Your instructions:
Return every line from the records below that has the word "people".

Dataset extract:
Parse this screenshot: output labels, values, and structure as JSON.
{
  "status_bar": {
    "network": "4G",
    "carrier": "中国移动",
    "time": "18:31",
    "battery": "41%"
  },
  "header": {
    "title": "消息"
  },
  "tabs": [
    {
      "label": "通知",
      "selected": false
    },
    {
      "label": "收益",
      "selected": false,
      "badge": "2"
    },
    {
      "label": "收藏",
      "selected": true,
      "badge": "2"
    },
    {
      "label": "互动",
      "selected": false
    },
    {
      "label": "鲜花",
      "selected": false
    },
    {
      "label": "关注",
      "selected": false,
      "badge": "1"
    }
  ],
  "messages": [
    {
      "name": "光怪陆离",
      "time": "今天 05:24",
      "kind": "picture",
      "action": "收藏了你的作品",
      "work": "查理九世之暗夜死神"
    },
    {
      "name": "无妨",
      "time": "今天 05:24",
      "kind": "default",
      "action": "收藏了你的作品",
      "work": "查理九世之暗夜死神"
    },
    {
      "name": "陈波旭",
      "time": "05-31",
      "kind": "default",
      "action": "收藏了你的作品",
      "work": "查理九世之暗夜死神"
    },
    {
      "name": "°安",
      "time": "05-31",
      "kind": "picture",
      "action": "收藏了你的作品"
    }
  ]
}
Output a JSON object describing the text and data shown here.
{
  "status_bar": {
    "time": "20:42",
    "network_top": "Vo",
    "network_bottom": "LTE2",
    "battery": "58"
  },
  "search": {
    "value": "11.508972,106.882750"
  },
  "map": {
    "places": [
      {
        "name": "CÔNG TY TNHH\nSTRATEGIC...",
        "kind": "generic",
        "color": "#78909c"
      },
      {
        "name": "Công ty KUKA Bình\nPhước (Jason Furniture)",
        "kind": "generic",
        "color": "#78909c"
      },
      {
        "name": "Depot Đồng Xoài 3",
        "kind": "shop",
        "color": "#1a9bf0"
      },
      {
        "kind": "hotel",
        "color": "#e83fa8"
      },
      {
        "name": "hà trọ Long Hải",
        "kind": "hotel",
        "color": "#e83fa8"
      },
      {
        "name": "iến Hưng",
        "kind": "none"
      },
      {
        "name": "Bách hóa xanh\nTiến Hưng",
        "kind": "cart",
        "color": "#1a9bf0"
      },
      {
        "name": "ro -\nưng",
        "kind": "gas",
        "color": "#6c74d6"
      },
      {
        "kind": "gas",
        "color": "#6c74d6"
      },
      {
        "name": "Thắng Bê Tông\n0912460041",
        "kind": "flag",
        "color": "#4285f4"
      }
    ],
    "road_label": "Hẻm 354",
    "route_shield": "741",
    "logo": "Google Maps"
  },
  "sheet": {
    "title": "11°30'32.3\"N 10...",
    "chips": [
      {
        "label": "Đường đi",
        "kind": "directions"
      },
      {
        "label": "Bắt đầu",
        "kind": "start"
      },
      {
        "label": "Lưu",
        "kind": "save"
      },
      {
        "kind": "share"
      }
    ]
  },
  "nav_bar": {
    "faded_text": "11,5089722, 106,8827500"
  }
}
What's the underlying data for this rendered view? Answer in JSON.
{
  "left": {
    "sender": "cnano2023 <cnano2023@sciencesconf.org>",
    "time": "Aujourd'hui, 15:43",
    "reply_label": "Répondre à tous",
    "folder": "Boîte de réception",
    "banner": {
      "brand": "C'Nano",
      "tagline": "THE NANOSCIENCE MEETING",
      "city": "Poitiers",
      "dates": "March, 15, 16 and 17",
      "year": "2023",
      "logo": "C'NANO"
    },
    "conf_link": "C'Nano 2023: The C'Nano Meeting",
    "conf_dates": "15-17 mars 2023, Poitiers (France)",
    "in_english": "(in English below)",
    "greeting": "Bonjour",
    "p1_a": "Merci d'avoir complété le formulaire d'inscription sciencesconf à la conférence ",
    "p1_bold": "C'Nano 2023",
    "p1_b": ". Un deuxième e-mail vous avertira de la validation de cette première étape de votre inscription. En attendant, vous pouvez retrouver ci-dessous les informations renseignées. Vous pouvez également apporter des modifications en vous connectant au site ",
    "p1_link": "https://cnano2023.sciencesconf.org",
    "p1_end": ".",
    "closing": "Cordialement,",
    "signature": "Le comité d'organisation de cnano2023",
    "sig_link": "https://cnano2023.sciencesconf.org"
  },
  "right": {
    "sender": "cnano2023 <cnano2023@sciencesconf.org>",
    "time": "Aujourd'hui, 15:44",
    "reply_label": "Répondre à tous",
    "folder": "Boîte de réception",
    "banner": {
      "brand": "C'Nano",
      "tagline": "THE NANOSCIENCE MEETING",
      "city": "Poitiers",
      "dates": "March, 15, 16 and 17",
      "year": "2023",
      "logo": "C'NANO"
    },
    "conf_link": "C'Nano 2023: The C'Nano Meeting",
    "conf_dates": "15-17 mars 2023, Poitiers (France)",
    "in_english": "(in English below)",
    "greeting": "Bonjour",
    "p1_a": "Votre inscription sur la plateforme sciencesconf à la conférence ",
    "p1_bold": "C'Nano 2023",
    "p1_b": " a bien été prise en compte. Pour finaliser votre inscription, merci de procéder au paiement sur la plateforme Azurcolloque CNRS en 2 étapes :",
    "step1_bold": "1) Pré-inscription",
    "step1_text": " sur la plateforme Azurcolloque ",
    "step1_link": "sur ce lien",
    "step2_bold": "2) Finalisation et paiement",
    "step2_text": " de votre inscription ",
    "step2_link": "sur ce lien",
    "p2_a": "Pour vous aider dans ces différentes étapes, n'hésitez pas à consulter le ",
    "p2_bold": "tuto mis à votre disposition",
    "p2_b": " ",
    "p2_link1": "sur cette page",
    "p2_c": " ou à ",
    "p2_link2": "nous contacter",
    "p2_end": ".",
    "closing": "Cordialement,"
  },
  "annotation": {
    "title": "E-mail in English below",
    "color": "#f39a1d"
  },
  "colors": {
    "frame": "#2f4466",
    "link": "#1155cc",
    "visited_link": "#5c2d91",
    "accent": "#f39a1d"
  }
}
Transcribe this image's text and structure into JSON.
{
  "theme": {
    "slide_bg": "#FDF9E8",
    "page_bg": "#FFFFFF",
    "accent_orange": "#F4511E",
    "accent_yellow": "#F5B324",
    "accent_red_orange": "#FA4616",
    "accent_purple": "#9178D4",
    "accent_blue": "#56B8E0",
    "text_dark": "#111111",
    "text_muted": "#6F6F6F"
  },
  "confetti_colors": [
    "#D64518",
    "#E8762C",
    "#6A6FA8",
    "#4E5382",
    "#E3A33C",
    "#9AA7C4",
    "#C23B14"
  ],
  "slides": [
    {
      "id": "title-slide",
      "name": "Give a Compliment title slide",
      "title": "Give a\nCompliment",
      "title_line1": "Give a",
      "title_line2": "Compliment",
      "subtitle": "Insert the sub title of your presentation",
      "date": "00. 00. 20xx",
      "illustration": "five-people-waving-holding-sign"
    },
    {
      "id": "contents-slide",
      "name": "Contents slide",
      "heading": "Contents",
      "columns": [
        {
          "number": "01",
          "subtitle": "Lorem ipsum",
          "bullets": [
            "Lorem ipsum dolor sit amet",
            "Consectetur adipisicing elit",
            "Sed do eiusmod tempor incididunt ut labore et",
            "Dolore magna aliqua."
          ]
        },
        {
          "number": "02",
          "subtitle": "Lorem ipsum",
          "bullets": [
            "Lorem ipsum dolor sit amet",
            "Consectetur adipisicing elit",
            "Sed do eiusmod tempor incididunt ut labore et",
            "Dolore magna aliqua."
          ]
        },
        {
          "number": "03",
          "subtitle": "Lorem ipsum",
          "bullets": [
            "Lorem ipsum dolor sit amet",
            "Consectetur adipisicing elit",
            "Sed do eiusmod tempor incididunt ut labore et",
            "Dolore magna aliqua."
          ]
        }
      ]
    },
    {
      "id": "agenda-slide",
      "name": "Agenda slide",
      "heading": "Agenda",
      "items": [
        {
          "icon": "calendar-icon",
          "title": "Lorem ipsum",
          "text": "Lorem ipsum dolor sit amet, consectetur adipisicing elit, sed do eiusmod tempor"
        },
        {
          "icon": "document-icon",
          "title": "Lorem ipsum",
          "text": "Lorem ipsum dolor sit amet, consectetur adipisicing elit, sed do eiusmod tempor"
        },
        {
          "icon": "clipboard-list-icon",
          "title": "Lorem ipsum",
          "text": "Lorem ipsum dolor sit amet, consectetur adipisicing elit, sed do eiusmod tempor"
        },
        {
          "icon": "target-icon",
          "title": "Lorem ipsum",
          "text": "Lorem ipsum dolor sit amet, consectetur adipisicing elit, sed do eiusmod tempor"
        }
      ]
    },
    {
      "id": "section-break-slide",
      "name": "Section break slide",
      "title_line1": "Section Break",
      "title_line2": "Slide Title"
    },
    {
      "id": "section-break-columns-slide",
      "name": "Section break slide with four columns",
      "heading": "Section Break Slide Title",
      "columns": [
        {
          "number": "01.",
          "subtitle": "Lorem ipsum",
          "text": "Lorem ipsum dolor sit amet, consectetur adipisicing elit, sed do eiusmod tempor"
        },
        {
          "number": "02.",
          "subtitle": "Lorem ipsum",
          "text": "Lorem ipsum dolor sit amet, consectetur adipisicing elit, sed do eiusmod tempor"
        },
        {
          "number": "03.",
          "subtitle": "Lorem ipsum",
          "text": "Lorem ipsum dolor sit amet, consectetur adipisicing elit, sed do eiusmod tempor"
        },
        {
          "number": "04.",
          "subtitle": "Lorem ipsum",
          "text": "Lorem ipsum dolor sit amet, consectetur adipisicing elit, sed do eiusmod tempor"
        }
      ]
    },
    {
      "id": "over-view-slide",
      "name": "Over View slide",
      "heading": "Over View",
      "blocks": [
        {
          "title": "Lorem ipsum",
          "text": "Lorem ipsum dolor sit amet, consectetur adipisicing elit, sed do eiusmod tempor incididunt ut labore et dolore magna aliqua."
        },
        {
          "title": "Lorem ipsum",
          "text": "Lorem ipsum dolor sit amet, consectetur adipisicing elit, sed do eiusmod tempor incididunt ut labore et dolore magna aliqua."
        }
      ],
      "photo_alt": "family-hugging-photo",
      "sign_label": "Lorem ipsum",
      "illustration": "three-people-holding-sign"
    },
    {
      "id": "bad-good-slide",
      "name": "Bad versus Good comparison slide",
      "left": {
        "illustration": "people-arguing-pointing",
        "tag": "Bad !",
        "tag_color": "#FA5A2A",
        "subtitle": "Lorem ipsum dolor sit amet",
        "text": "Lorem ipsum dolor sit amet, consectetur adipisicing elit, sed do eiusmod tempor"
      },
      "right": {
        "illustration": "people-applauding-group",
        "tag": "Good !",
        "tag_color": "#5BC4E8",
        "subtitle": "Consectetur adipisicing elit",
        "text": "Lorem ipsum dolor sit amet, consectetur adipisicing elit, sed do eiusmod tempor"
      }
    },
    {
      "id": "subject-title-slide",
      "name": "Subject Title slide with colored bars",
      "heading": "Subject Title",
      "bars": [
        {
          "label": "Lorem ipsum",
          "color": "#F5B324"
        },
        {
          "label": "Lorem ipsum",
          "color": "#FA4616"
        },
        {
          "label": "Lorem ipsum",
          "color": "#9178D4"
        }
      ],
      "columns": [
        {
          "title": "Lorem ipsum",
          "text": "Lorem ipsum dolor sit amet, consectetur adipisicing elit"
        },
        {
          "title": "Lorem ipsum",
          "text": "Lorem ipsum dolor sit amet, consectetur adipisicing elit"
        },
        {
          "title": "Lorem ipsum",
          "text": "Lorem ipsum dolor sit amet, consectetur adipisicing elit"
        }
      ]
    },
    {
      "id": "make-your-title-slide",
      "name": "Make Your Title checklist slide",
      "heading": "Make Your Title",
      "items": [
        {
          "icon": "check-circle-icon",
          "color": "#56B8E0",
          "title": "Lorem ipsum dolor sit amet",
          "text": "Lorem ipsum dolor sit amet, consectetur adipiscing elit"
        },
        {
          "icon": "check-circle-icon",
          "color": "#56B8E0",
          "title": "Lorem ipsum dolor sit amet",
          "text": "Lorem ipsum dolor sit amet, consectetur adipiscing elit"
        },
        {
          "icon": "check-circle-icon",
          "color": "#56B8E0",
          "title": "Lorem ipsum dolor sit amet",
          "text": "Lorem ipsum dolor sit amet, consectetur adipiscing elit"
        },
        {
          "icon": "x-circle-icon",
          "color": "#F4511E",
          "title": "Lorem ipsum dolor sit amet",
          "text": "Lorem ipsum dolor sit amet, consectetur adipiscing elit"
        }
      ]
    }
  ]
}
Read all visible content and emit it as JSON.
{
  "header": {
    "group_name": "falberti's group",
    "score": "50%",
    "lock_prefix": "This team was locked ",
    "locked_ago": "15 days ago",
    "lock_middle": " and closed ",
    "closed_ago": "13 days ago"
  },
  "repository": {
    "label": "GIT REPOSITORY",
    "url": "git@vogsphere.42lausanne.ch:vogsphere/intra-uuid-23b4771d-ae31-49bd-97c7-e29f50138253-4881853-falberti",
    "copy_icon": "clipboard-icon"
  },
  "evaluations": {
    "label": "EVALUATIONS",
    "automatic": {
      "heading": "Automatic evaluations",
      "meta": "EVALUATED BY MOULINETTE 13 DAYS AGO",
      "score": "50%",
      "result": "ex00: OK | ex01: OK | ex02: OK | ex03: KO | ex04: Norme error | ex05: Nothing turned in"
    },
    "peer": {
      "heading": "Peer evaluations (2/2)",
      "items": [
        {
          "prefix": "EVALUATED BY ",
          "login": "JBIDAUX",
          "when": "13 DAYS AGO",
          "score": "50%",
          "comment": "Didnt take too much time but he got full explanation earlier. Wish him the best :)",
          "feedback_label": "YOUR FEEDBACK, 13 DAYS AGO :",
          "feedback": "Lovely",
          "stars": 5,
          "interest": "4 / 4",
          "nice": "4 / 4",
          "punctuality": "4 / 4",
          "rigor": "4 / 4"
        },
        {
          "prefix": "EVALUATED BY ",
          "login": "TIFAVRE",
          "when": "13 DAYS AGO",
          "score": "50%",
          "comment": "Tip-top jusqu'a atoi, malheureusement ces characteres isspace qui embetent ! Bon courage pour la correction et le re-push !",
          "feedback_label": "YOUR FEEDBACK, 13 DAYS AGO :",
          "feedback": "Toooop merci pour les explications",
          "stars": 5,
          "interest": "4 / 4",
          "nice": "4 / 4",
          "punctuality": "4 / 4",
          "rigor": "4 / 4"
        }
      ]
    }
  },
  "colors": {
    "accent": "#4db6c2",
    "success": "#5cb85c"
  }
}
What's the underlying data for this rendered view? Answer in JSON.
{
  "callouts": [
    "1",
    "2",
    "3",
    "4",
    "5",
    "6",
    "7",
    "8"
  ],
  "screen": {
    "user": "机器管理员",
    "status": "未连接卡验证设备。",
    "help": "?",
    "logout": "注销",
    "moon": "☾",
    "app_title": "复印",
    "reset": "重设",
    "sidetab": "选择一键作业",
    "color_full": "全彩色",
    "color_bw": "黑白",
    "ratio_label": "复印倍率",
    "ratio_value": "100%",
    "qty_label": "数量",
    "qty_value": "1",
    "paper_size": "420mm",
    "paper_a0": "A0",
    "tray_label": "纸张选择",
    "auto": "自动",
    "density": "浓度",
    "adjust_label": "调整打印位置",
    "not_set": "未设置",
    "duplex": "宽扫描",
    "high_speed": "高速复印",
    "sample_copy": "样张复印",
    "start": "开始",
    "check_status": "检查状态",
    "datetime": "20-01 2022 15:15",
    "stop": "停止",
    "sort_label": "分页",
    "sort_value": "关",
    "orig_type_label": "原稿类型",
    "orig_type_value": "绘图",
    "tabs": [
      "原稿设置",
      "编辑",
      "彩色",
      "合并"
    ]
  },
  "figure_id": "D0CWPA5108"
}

Answer to this exercise:
      "illustration": "five-people-waving-holding-sign"
      "illustration": "three-people-holding-sign"
        "illustration": "people-arguing-pointing",
        "illustration": "people-applauding-group",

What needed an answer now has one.